“The current reluctance to invest in automation in the UK is very frustrating. The nature of what we manufacture has changed over the years, but maybe we’re still too focused on building profit back into the products we’re making, and not looking to invest elsewhere.”

A turning point

Soon, though, we may have no choice but to accept the inevitable and invest in automation. Brexit, a more connected international supply chain and wider market forces will mean manufacturers can’t just rely on ‘traditional’ lean methodologies and hope to see any drastic improvement. “The ideals of lean state that improving your production process will ultimately make your product more profitable,” says Gray. “Added to that, if you can use automation to build your products cheaper and to a higher standard, you’ll win more market share,and create more jobs.”

There has been a lot of talk in recent years about the ‘power’ of Industry 4.0 and the rise of robotics. However, in the UK at least, we have been set in our ways, focusing on the incremental benefits that lean can bring. Applied correctly, and with an empowered workforce, automation can bring site-wide efficiency gains that will help bring the wider manufacturing industry in this country back in line with the rest of the developed world.

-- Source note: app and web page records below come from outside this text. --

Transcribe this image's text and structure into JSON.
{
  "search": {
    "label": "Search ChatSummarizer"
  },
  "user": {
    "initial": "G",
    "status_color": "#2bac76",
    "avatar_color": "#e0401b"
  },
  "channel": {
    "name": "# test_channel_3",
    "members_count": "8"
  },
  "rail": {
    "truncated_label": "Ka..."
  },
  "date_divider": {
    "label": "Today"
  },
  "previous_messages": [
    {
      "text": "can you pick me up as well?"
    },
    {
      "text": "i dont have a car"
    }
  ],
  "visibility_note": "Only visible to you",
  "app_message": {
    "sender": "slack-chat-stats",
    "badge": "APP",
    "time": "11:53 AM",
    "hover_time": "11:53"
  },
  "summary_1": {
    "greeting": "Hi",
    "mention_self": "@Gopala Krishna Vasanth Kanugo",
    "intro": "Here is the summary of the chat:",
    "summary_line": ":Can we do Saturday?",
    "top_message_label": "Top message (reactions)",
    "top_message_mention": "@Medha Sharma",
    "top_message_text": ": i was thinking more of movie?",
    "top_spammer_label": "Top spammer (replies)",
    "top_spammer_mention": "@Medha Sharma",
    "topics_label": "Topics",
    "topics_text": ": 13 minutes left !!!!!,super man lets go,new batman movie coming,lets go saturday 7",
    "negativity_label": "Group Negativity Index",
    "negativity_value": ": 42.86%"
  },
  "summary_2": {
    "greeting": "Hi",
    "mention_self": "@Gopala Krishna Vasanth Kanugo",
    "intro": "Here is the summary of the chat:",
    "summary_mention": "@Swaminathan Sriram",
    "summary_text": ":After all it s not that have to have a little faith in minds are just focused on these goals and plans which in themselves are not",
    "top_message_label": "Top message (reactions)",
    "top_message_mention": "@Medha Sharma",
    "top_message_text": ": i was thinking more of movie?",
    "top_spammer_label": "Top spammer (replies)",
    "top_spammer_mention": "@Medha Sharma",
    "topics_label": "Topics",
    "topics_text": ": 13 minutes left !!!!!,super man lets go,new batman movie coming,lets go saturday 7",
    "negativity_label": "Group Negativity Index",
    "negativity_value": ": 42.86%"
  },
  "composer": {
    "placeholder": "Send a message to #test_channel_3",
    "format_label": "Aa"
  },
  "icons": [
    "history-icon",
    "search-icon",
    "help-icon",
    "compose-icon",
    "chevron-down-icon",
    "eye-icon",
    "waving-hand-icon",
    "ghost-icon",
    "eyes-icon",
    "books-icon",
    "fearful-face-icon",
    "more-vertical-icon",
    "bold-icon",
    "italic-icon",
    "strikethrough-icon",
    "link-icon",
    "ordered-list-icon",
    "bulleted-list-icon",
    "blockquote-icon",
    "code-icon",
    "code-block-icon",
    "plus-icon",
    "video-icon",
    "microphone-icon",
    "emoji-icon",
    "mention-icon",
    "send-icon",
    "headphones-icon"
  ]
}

BOX OUT: Bosch Rexroth turn to CI to implement Industry 4.0

Bosch Rexroth’s facility in Glenrothes, Scotland, designs and manufactures radial piston motors for the mobile hydraulics market. Its products can be found on everything from forklift trucks to cement mixers, and from road-rollers to aerial work platforms.

Many of these are exported around the world. The firm looked to implement Industry 4.0 into the plant, following on from the success of Bosch’s Homburg factory in Germany (pictured below). However, as a vital part of the supply chain for some of the world’s biggest construction and earthmoving companies, it was vital to keep the plant running while making the changes. The company’s focus on Continuous Improvement was key to ensuring this ran smoothly.

“There is no pressure from customers or indeed for us to introduce Industry 4.0, but there is pressure for Continuous Improvement,” explains Alastair Johnstone, managing director of Bosch Rexroth UK. “We need to give customers what they want, when they want it. All we are striving for is what we have always strived for, to improve our effectiveness and our efficiency. We are always thinking about how we can get better. This is just an extension of our current approach – it doesn’t just mean new tools and techniques, but also challenging the way we plan for the future.”

As a result, Johnstone and the rest of the management team at Glenrothes have taken a gradual approach to introducing Industry 4.0, rather than in one ‘Big Bang’. Initial implementation involved limited machine condition monitoring in critical areas of machine cells and assembly. “This was both in respect of improving existing processes, simplifying the operation for the operators and providing real-time information to drive further improvements,” explains Johnstone. “In parallel, everyone involved gains knowledge and becomes increasingly comfortable with not just the tools but the thinking and potentials behind yet further improvements.”

The firm envision that the transition to Industry 4.0 will increase empowerment and communication amongst team members. Later this year, Glenrothes hope to have installed a fully Industry 4.0-ready production line that will offer more capacity and help synchronise flow processes and enhance throughput.

Overall, the time is right to take the Glenrothes facility to the next level. “This fits with our CI philosophy,” says Johnstone. “Clearly Industry 4.0 can be as wide or as deep as you want. The key point is that this is a journey that we are just at the start of, but one we need to embrace and quickly, as the momentum generated by Industry 4.0 will only accelerate.”